Isis on the rise through the Iraqi quagmire
Brutal movement that has no jihadi rivals in Iraq aims to create Islamic state
Iraqi security force presonnel detain suspected members of the Islamic State in Iraq and Syria in Jurf al-Sakhar. Isis is the most brutal and feared of the radical jihadi movements spawned in the Levant since the 2003 US invasion of Iraq. Photograph: Mushtaq Muhammed/Reuters
The Islamic State in Iraq and Syria (Isis) is the most brutal and feared of the radical jihadi movements spawned in the Levant since the 2003 US invasion of Iraq. Its activities prompted Ayman al-Zawahiri, head of al-Qaeda central, to cut ties to Isis, which is fighting the Iraqi army as well as the Syrian military and other fundamentalist groups.
Isis leader, Abu Bakr al-Baghdadi, known as Abu Dua, has eclipsed Zawahiri, who is holed up in the mountains on the Afghan-Pakistan frontier, and sidelined al- Qaeda to make his organisation the most dangerous jihadi movement on the regional and global planes.
The group is rooted in Tawhid wal Jihad – Unity and Holy War – a Sunni fundamentalist movement established in Iraq by Abu Musab al-Zarqawi, a Jordanian, to resist the US occupation by mounting attacks on US forces and staging suicide bombings.
After he was killed in 2006, the group re-emerged as Isis, under Abu Omar al-Baghdadi, in a bid to identify itself with Iraq. A branch of al-Qaeda, the group was contained in 2007 and 2008 by US forces backed by Sunni tribal fighters recruited under the “Sahwa” or “Awakening” banner. Abu Omar was killed in 2010.
The Sahwa was disbanded by Shia fundamentalist Iraqi prime minister Nuri al-Maliki, who failed to honour promises to recruit members into the army and civil service.
In 2012, Abu Bakr al-Baghdadi expanded operations into Syria, changed the movement’s name and attempted to take over al-Qaeda’s official Syrian offshoot, Jabhat al-Nusra, which not only resisted but has also led the fundamentalist campaign against Isis.

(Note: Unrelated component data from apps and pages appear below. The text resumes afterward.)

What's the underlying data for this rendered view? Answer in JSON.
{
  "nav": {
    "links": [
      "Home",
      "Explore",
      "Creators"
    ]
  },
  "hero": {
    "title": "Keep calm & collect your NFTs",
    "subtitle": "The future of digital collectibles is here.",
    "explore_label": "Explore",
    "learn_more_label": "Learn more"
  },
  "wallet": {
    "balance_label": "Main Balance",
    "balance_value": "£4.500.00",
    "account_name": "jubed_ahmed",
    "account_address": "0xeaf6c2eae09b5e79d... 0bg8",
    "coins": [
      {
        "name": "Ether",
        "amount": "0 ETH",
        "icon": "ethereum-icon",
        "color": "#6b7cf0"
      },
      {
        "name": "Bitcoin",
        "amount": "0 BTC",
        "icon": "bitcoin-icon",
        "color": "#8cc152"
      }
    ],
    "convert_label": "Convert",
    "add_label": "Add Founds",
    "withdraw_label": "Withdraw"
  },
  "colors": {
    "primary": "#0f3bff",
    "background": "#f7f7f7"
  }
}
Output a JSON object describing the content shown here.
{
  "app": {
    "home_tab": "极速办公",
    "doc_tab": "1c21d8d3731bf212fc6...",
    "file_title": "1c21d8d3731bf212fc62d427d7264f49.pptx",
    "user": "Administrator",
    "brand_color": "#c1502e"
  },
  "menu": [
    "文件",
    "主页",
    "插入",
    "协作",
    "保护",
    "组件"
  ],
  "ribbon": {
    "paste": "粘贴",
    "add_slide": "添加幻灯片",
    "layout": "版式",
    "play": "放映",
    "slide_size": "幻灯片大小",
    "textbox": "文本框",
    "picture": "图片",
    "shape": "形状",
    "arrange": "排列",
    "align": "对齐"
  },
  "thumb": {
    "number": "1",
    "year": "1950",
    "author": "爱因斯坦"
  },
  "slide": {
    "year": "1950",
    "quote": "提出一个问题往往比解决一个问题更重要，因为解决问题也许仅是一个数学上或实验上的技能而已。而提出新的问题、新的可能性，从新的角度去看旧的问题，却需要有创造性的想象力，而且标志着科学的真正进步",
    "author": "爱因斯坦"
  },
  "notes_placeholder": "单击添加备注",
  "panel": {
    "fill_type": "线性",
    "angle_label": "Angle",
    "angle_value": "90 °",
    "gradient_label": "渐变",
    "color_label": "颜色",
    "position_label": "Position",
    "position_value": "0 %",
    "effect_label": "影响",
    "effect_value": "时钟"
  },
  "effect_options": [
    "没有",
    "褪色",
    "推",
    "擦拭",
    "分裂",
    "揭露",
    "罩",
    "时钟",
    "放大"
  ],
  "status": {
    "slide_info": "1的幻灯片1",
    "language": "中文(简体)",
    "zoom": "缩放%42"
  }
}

Nevertheless, Isis became the most effective of the groups fighting Damascus, recruiting 80 per cent of 12,000 foreign fighters, including Arabs, Europeans, Chechens and Pakistanis. A French Isis veteran, Mehdi Nemmouche, allegedly staged a deadly shooting on a Jewish museum in Brussels last month.
In Syria, Isis has taken control of the northern city of Raqqa, the only provincial capital ruled by insurgents, and the oil fields in eastern Deir al-Zor province. It has sold crude oil to Turkey, becoming self-financing. Most civilians living in Isis-held areas flee its puritanical rule, beheadings, and financial exactions.
Five months ago Iraqi tribesmen in league with Isis seized Iraq’s strategic cities of Ramadi and Falluja in Anbar province. Isis’s latest objectives have been the city of Samarra in Salahuddin province and the whole of Nineva province and its capital, Mosul. It is also threatening the city of Kirkuk and nearby oil fields as well as the refinery at Beiji near Mosul.
Isis is a rising power in Iraq, where it has no jihadi rivals, the army is weak and dysfunctional and the Sunni community estranged due to Maliki’s sectarian policies. When Isis fighters entered Mosul, Iraqi soldiers shed their uniforms and fled under a hail of stones thrown by local youths.
The US-trained mainly Shia troops are loyal to their commanders, sect and Maliki, not to the state of Iraq. By contrast the mainly Sunni Syrian army is motivated by secular nationalism in the struggle against sectarian Sunni insurgents.
Isis seeks to create an Islamic state in western Iraq and eastern Syria and, ultimately, a caliphate in the Middle East and North Africa. Its operatives are poised on the borders of and have infiltrated Saudi Arabia and Jordan, which could become the next battlegrounds.